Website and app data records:
-------
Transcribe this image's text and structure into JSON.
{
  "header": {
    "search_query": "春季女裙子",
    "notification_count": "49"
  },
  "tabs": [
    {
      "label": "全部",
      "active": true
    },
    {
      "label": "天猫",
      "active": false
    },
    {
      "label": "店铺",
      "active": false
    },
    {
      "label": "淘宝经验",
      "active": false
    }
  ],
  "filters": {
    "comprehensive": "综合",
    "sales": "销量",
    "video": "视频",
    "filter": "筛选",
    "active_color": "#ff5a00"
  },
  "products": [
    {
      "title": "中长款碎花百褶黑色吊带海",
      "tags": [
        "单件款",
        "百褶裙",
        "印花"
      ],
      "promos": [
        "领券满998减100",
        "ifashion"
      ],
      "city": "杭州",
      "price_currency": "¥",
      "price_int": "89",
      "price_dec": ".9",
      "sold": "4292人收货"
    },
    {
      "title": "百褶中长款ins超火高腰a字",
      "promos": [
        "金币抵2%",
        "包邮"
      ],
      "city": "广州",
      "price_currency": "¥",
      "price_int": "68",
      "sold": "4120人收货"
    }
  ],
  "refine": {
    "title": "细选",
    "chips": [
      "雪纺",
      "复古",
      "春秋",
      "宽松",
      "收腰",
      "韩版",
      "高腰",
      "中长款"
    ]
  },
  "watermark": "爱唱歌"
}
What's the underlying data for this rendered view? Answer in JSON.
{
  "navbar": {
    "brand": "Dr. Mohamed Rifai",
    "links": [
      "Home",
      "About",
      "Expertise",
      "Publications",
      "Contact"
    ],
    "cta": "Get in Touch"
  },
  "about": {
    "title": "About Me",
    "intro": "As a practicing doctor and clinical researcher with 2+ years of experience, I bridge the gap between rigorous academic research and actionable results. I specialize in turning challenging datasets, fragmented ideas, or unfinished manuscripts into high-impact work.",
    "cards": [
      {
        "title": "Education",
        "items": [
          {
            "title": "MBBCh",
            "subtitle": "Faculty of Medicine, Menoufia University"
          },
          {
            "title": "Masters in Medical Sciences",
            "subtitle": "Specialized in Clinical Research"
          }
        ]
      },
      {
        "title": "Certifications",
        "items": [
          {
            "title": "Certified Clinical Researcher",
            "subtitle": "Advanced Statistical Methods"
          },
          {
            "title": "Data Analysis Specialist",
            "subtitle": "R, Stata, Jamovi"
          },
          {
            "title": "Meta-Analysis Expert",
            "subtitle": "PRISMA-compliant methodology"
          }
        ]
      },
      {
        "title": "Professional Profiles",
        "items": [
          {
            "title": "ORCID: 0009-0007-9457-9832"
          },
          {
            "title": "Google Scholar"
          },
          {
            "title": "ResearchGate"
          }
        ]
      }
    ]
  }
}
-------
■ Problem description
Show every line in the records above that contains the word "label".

■ Result for this task
      "label": "全部",
      "label": "天猫",
      "label": "店铺",
      "label": "淘宝经验",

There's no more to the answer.